• Required work
Go through the listing and return every line with "Desktop" in it.

• Records supplied
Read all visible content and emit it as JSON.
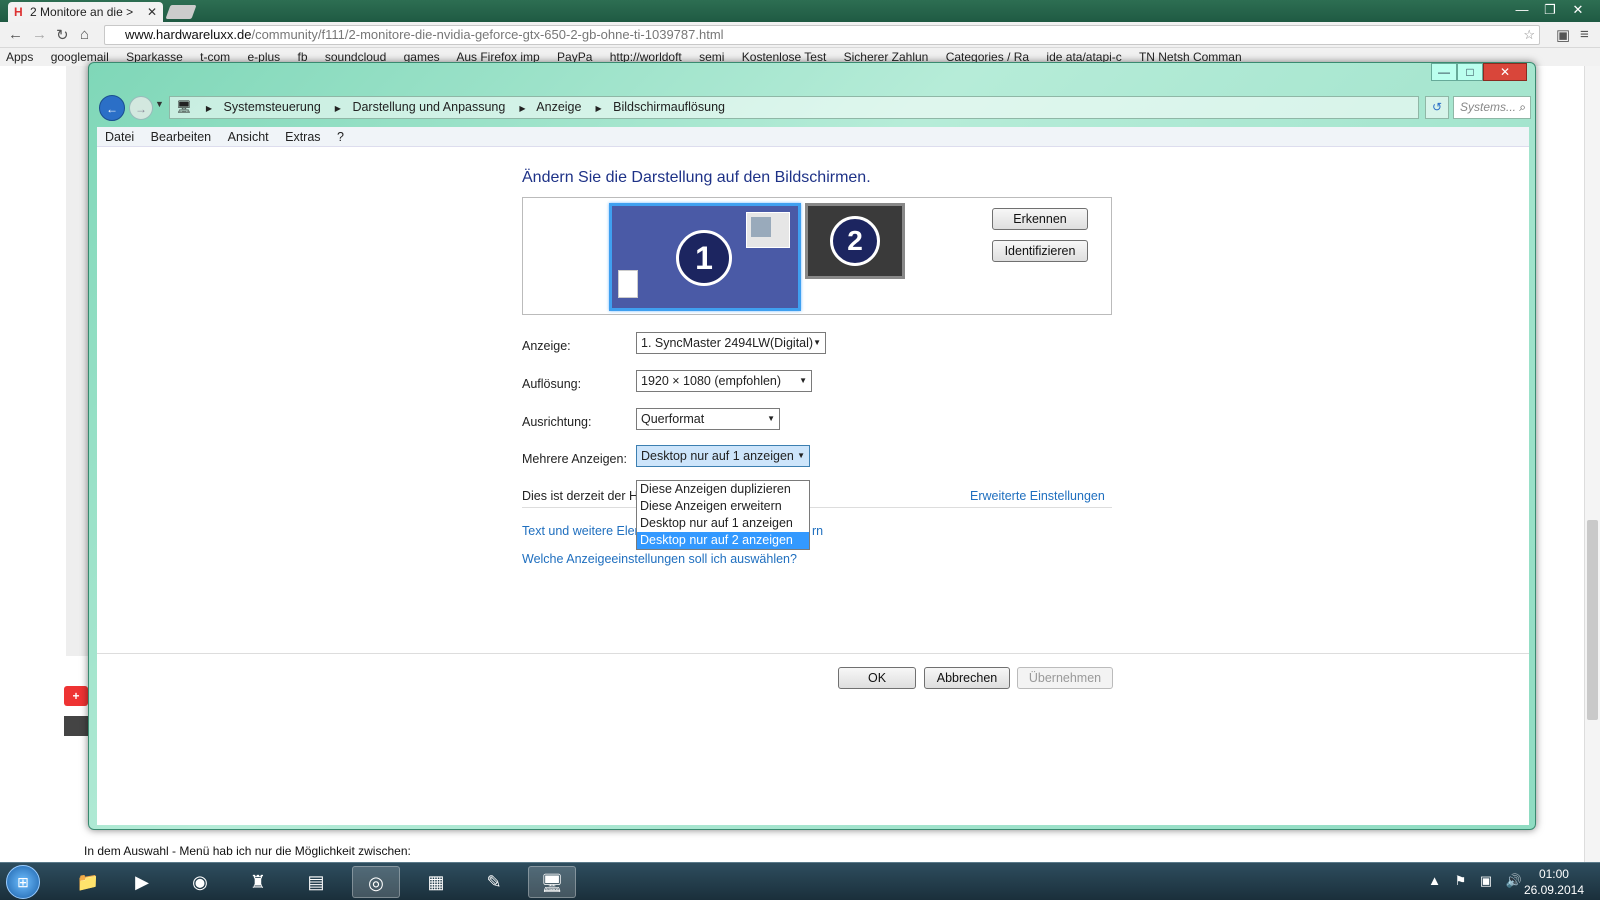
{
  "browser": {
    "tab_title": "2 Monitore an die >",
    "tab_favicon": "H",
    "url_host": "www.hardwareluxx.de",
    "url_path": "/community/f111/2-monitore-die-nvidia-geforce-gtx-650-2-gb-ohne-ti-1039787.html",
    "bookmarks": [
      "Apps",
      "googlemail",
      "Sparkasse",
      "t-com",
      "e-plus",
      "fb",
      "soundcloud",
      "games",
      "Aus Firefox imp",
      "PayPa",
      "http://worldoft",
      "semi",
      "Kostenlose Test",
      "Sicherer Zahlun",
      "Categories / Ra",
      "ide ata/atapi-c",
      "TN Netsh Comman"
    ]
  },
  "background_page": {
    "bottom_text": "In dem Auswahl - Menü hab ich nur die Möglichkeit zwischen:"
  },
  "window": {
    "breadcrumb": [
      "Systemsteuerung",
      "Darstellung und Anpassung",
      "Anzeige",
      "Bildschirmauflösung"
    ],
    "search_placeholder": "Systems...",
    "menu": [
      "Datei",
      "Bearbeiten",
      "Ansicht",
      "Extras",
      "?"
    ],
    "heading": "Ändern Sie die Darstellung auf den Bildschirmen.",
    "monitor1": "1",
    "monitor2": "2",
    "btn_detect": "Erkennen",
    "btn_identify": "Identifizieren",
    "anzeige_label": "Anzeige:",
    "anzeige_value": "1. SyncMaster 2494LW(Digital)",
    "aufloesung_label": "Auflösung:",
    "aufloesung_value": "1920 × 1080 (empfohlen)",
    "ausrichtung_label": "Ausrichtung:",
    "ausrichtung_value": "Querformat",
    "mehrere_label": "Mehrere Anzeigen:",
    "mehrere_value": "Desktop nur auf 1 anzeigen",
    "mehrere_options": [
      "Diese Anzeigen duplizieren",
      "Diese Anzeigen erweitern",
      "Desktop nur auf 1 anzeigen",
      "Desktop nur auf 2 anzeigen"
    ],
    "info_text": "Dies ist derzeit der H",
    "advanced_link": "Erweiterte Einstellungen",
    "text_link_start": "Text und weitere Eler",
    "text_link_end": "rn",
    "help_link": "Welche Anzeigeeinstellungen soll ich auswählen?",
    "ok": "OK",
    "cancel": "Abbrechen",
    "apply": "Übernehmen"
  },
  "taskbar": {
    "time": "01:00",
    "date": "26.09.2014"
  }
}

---

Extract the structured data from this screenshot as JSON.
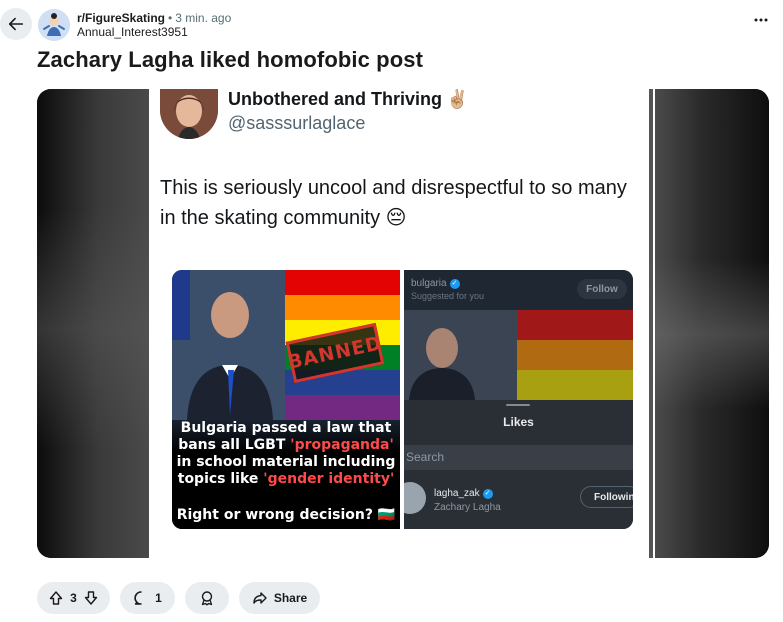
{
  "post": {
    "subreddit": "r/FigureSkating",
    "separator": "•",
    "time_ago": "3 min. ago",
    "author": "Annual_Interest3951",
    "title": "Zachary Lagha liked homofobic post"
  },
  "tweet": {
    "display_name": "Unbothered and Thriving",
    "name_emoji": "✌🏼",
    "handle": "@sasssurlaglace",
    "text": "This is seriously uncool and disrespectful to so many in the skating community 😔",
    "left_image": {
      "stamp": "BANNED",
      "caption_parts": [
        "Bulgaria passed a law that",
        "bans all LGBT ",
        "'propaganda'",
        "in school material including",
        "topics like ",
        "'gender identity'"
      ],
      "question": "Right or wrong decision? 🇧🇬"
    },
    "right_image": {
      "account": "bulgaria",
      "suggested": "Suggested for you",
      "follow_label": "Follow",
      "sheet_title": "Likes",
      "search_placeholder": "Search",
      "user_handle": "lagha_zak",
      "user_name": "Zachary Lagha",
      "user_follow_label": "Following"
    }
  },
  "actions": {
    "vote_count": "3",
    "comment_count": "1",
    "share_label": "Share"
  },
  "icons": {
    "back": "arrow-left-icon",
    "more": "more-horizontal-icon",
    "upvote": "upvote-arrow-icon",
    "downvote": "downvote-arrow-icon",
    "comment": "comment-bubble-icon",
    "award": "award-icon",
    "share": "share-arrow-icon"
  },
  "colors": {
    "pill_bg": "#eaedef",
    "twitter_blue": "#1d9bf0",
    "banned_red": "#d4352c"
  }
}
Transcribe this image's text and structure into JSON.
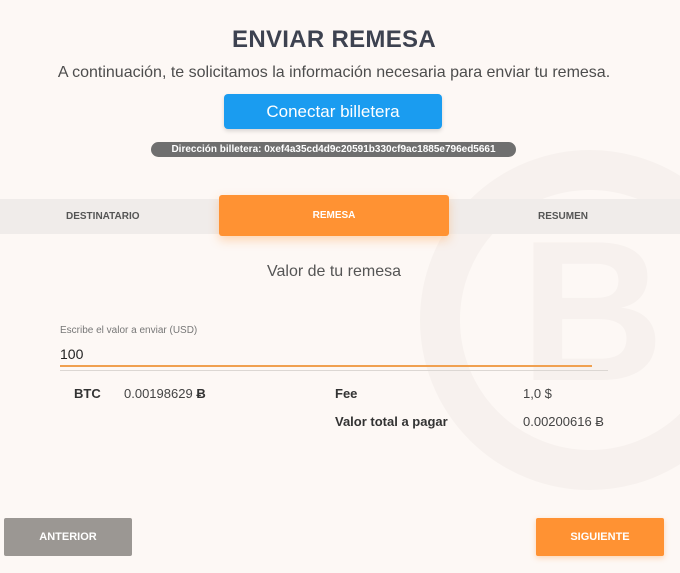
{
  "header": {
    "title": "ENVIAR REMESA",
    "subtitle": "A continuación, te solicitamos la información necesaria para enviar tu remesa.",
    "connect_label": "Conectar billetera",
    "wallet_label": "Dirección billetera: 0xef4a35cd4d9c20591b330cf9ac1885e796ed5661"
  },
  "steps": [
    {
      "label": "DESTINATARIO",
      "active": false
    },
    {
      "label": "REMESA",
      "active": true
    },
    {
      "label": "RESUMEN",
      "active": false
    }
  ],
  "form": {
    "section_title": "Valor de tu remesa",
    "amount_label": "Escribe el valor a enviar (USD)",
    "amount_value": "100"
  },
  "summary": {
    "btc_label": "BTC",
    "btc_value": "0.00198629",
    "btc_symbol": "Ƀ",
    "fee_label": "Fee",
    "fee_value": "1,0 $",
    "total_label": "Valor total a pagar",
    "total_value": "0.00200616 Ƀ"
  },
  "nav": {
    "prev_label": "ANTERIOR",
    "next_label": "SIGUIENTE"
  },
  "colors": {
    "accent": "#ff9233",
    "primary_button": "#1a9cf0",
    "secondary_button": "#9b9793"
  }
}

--

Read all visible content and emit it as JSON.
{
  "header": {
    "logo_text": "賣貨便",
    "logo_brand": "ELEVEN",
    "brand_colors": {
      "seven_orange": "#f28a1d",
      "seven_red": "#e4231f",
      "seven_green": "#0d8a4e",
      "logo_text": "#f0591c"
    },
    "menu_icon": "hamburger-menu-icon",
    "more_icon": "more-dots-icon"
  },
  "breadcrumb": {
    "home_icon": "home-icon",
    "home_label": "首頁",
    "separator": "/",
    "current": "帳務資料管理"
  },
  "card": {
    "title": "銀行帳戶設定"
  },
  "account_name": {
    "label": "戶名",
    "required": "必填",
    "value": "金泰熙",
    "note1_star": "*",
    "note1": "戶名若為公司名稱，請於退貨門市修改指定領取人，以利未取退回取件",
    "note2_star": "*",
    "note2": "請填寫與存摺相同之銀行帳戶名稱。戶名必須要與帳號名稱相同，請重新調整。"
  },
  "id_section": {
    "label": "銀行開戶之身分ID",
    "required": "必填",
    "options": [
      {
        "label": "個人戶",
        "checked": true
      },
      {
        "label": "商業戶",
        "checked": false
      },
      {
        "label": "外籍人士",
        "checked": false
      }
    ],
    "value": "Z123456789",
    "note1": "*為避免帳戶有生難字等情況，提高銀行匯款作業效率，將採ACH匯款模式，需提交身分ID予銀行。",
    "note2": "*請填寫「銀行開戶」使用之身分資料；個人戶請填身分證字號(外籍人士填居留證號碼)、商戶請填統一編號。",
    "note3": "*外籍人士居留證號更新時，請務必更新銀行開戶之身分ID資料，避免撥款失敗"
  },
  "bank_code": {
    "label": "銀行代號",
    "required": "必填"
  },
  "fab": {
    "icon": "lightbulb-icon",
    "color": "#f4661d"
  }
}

• Response
    "mehrere_value": "Desktop nur auf 1 anzeigen",
      "Desktop nur auf 1 anzeigen",
      "Desktop nur auf 2 anzeigen"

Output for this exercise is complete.